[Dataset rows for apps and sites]
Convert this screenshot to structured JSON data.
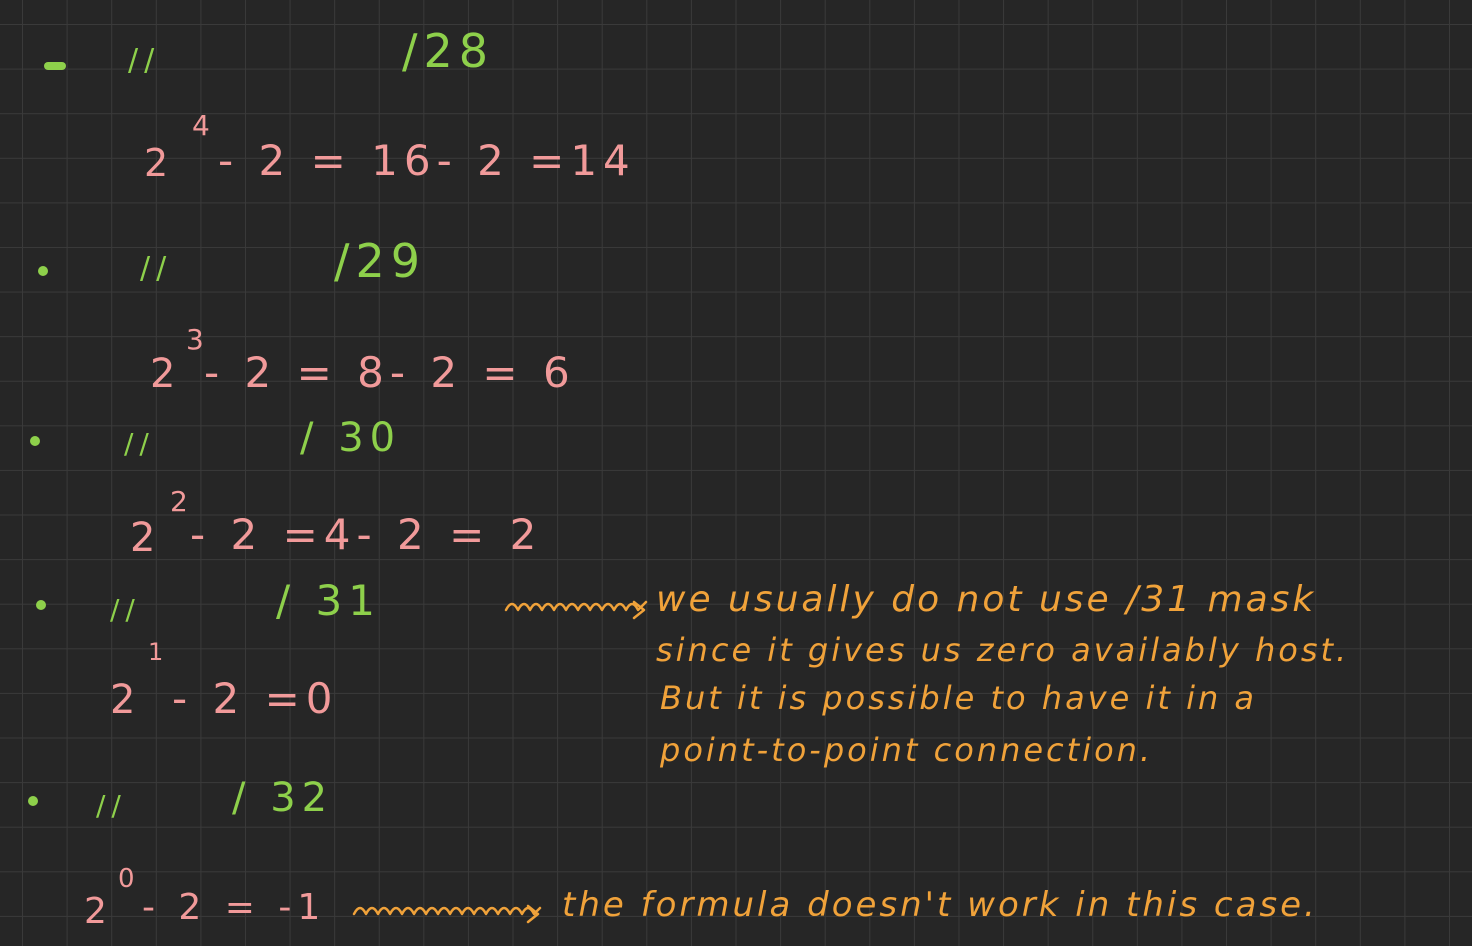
{
  "lines": {
    "l1": {
      "ditto": "//",
      "mask": "/28"
    },
    "e1": {
      "base": "2",
      "exp": "4",
      "rest": "- 2 = 16- 2 =14"
    },
    "l2": {
      "ditto": "//",
      "mask": "/29"
    },
    "e2": {
      "base": "2",
      "exp": "3",
      "rest": "- 2 = 8- 2 = 6"
    },
    "l3": {
      "ditto": "//",
      "mask": "/ 30"
    },
    "e3": {
      "base": "2",
      "exp": "2",
      "rest": "- 2 =4- 2 = 2"
    },
    "l4": {
      "ditto": "//",
      "mask": "/ 31"
    },
    "e4": {
      "base": "2",
      "exp": "1",
      "rest": "- 2 =0"
    },
    "l5": {
      "ditto": "//",
      "mask": "/ 32"
    },
    "e5": {
      "base": "2",
      "exp": "0",
      "rest": "- 2 = -1"
    }
  },
  "notes": {
    "n1a": "we usually do not use /31 mask",
    "n1b": "since it gives us zero availably host.",
    "n1c": "But it is possible to have it in a",
    "n1d": "point-to-point connection.",
    "n2": "the formula doesn't work in this case."
  },
  "colors": {
    "background": "#262626",
    "grid": "#3a3a3a",
    "green": "#8ed04b",
    "pink": "#f19a9a",
    "orange": "#f0a23a"
  }
}
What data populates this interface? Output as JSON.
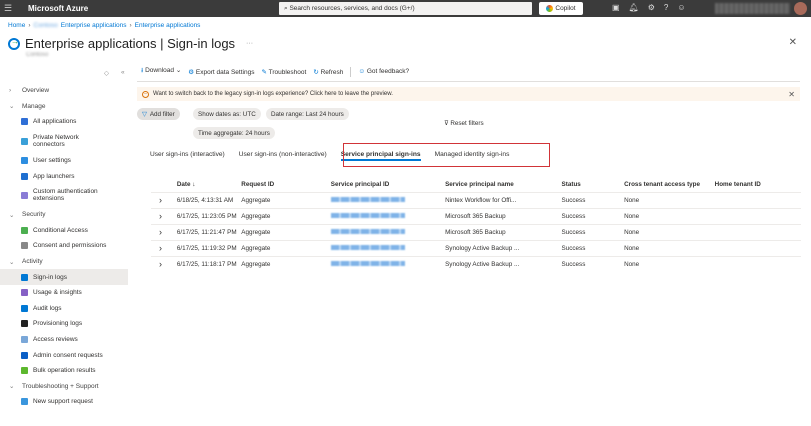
{
  "topbar": {
    "brand": "Microsoft Azure",
    "search_placeholder": "Search resources, services, and docs (G+/)",
    "copilot": "Copilot"
  },
  "breadcrumb": [
    "Home",
    "Enterprise applications",
    "Enterprise applications"
  ],
  "breadcrumb_tenant": "Contoso",
  "page": {
    "title": "Enterprise applications | Sign-in logs",
    "subtitle": "Contoso"
  },
  "sidebar": [
    {
      "label": "Overview",
      "type": "group",
      "collapsed": true
    },
    {
      "label": "Manage",
      "type": "group"
    },
    {
      "label": "All applications",
      "color": "#2f6fd6"
    },
    {
      "label": "Private Network connectors",
      "color": "#3aa0d8",
      "tall": true
    },
    {
      "label": "User settings",
      "color": "#2d8ee0"
    },
    {
      "label": "App launchers",
      "color": "#1f6fd0"
    },
    {
      "label": "Custom authentication extensions",
      "color": "#8a7cd6",
      "tall": true
    },
    {
      "label": "Security",
      "type": "group"
    },
    {
      "label": "Conditional Access",
      "color": "#4caf50"
    },
    {
      "label": "Consent and permissions",
      "color": "#888888"
    },
    {
      "label": "Activity",
      "type": "group"
    },
    {
      "label": "Sign-in logs",
      "color": "#0078d4",
      "selected": true
    },
    {
      "label": "Usage & insights",
      "color": "#8661c5"
    },
    {
      "label": "Audit logs",
      "color": "#0078d4"
    },
    {
      "label": "Provisioning logs",
      "color": "#222222"
    },
    {
      "label": "Access reviews",
      "color": "#7aa7d8"
    },
    {
      "label": "Admin consent requests",
      "color": "#0a5fc6"
    },
    {
      "label": "Bulk operation results",
      "color": "#5db82e"
    },
    {
      "label": "Troubleshooting + Support",
      "type": "group"
    },
    {
      "label": "New support request",
      "color": "#3a96dd"
    }
  ],
  "toolbar": {
    "download": "Download",
    "export": "Export data Settings",
    "troubleshoot": "Troubleshoot",
    "refresh": "Refresh",
    "feedback": "Got feedback?"
  },
  "banner": "Want to switch back to the legacy sign-in logs experience? Click here to leave the preview.",
  "filters": {
    "add": "Add filter",
    "dates": "Show dates as: UTC",
    "range": "Date range: Last 24 hours",
    "aggregate": "Time aggregate: 24 hours",
    "reset": "Reset filters"
  },
  "tabs": [
    "User sign-ins (interactive)",
    "User sign-ins (non-interactive)",
    "Service principal sign-ins",
    "Managed identity sign-ins"
  ],
  "table": {
    "headers": [
      "Date ↓",
      "Request ID",
      "Service principal ID",
      "Service principal name",
      "Status",
      "Cross tenant access type",
      "Home tenant ID"
    ],
    "rows": [
      [
        "6/18/25, 4:13:31 AM",
        "Aggregate",
        "",
        "Nintex Workflow for Offi...",
        "Success",
        "None",
        ""
      ],
      [
        "6/17/25, 11:23:05 PM",
        "Aggregate",
        "",
        "Microsoft 365 Backup",
        "Success",
        "None",
        ""
      ],
      [
        "6/17/25, 11:21:47 PM",
        "Aggregate",
        "",
        "Microsoft 365 Backup",
        "Success",
        "None",
        ""
      ],
      [
        "6/17/25, 11:19:32 PM",
        "Aggregate",
        "",
        "Synology Active Backup ...",
        "Success",
        "None",
        ""
      ],
      [
        "6/17/25, 11:18:17 PM",
        "Aggregate",
        "",
        "Synology Active Backup ...",
        "Success",
        "None",
        ""
      ]
    ]
  }
}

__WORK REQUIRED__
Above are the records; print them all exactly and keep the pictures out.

__EXERCISE ANSWER__
Convert this screenshot to structured JSON data.
{
  "lines": {
    "l1": {
      "ditto": "//",
      "mask": "/28"
    },
    "e1": {
      "base": "2",
      "exp": "4",
      "rest": "- 2 = 16- 2 =14"
    },
    "l2": {
      "ditto": "//",
      "mask": "/29"
    },
    "e2": {
      "base": "2",
      "exp": "3",
      "rest": "- 2 = 8- 2 = 6"
    },
    "l3": {
      "ditto": "//",
      "mask": "/ 30"
    },
    "e3": {
      "base": "2",
      "exp": "2",
      "rest": "- 2 =4- 2 = 2"
    },
    "l4": {
      "ditto": "//",
      "mask": "/ 31"
    },
    "e4": {
      "base": "2",
      "exp": "1",
      "rest": "- 2 =0"
    },
    "l5": {
      "ditto": "//",
      "mask": "/ 32"
    },
    "e5": {
      "base": "2",
      "exp": "0",
      "rest": "- 2 = -1"
    }
  },
  "notes": {
    "n1a": "we usually do not use /31 mask",
    "n1b": "since it gives us zero availably host.",
    "n1c": "But it is possible to have it in a",
    "n1d": "point-to-point connection.",
    "n2": "the formula doesn't work in this case."
  },
  "colors": {
    "background": "#262626",
    "grid": "#3a3a3a",
    "green": "#8ed04b",
    "pink": "#f19a9a",
    "orange": "#f0a23a"
  }
}
What data populates this interface? Output as JSON.
{
  "topbar": {
    "brand": "Microsoft Azure",
    "search_placeholder": "Search resources, services, and docs (G+/)",
    "copilot": "Copilot"
  },
  "breadcrumb": [
    "Home",
    "Enterprise applications",
    "Enterprise applications"
  ],
  "breadcrumb_tenant": "Contoso",
  "page": {
    "title": "Enterprise applications | Sign-in logs",
    "subtitle": "Contoso"
  },
  "sidebar": [
    {
      "label": "Overview",
      "type": "group",
      "collapsed": true
    },
    {
      "label": "Manage",
      "type": "group"
    },
    {
      "label": "All applications",
      "color": "#2f6fd6"
    },
    {
      "label": "Private Network connectors",
      "color": "#3aa0d8",
      "tall": true
    },
    {
      "label": "User settings",
      "color": "#2d8ee0"
    },
    {
      "label": "App launchers",
      "color": "#1f6fd0"
    },
    {
      "label": "Custom authentication extensions",
      "color": "#8a7cd6",
      "tall": true
    },
    {
      "label": "Security",
      "type": "group"
    },
    {
      "label": "Conditional Access",
      "color": "#4caf50"
    },
    {
      "label": "Consent and permissions",
      "color": "#888888"
    },
    {
      "label": "Activity",
      "type": "group"
    },
    {
      "label": "Sign-in logs",
      "color": "#0078d4",
      "selected": true
    },
    {
      "label": "Usage & insights",
      "color": "#8661c5"
    },
    {
      "label": "Audit logs",
      "color": "#0078d4"
    },
    {
      "label": "Provisioning logs",
      "color": "#222222"
    },
    {
      "label": "Access reviews",
      "color": "#7aa7d8"
    },
    {
      "label": "Admin consent requests",
      "color": "#0a5fc6"
    },
    {
      "label": "Bulk operation results",
      "color": "#5db82e"
    },
    {
      "label": "Troubleshooting + Support",
      "type": "group"
    },
    {
      "label": "New support request",
      "color": "#3a96dd"
    }
  ],
  "toolbar": {
    "download": "Download",
    "export": "Export data Settings",
    "troubleshoot": "Troubleshoot",
    "refresh": "Refresh",
    "feedback": "Got feedback?"
  },
  "banner": "Want to switch back to the legacy sign-in logs experience? Click here to leave the preview.",
  "filters": {
    "add": "Add filter",
    "dates": "Show dates as: UTC",
    "range": "Date range: Last 24 hours",
    "aggregate": "Time aggregate: 24 hours",
    "reset": "Reset filters"
  },
  "tabs": [
    "User sign-ins (interactive)",
    "User sign-ins (non-interactive)",
    "Service principal sign-ins",
    "Managed identity sign-ins"
  ],
  "table": {
    "headers": [
      "Date ↓",
      "Request ID",
      "Service principal ID",
      "Service principal name",
      "Status",
      "Cross tenant access type",
      "Home tenant ID"
    ],
    "rows": [
      [
        "6/18/25, 4:13:31 AM",
        "Aggregate",
        "",
        "Nintex Workflow for Offi...",
        "Success",
        "None",
        ""
      ],
      [
        "6/17/25, 11:23:05 PM",
        "Aggregate",
        "",
        "Microsoft 365 Backup",
        "Success",
        "None",
        ""
      ],
      [
        "6/17/25, 11:21:47 PM",
        "Aggregate",
        "",
        "Microsoft 365 Backup",
        "Success",
        "None",
        ""
      ],
      [
        "6/17/25, 11:19:32 PM",
        "Aggregate",
        "",
        "Synology Active Backup ...",
        "Success",
        "None",
        ""
      ],
      [
        "6/17/25, 11:18:17 PM",
        "Aggregate",
        "",
        "Synology Active Backup ...",
        "Success",
        "None",
        ""
      ]
    ]
  }
}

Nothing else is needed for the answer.